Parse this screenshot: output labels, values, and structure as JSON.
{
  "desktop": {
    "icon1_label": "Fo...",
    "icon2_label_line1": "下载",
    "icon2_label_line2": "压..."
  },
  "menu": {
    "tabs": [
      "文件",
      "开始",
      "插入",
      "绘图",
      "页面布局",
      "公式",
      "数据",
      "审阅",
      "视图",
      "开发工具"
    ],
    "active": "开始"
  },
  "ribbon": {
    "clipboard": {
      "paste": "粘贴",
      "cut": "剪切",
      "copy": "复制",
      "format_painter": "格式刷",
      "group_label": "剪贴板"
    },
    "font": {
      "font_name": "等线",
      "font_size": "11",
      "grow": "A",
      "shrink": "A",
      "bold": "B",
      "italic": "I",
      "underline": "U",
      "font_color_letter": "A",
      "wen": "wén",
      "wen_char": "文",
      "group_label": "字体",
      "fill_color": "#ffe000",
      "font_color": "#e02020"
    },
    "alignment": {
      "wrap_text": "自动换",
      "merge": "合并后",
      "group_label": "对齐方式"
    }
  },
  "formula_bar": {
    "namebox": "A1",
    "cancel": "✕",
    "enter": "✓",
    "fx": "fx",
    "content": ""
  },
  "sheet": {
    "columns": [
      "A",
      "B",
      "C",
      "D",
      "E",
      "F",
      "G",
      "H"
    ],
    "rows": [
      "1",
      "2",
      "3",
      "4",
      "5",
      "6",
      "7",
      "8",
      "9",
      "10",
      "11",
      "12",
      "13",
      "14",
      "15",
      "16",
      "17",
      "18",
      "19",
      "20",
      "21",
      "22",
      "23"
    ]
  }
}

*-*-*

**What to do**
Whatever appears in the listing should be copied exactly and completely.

**Written answer**
Parse this screenshot: output labels, values, and structure as JSON.
{
  "desktop": {
    "icon1_label": "Fo...",
    "icon2_label_line1": "下载",
    "icon2_label_line2": "压..."
  },
  "menu": {
    "tabs": [
      "文件",
      "开始",
      "插入",
      "绘图",
      "页面布局",
      "公式",
      "数据",
      "审阅",
      "视图",
      "开发工具"
    ],
    "active": "开始"
  },
  "ribbon": {
    "clipboard": {
      "paste": "粘贴",
      "cut": "剪切",
      "copy": "复制",
      "format_painter": "格式刷",
      "group_label": "剪贴板"
    },
    "font": {
      "font_name": "等线",
      "font_size": "11",
      "grow": "A",
      "shrink": "A",
      "bold": "B",
      "italic": "I",
      "underline": "U",
      "font_color_letter": "A",
      "wen": "wén",
      "wen_char": "文",
      "group_label": "字体",
      "fill_color": "#ffe000",
      "font_color": "#e02020"
    },
    "alignment": {
      "wrap_text": "自动换",
      "merge": "合并后",
      "group_label": "对齐方式"
    }
  },
  "formula_bar": {
    "namebox": "A1",
    "cancel": "✕",
    "enter": "✓",
    "fx": "fx",
    "content": ""
  },
  "sheet": {
    "columns": [
      "A",
      "B",
      "C",
      "D",
      "E",
      "F",
      "G",
      "H"
    ],
    "rows": [
      "1",
      "2",
      "3",
      "4",
      "5",
      "6",
      "7",
      "8",
      "9",
      "10",
      "11",
      "12",
      "13",
      "14",
      "15",
      "16",
      "17",
      "18",
      "19",
      "20",
      "21",
      "22",
      "23"
    ]
  }
}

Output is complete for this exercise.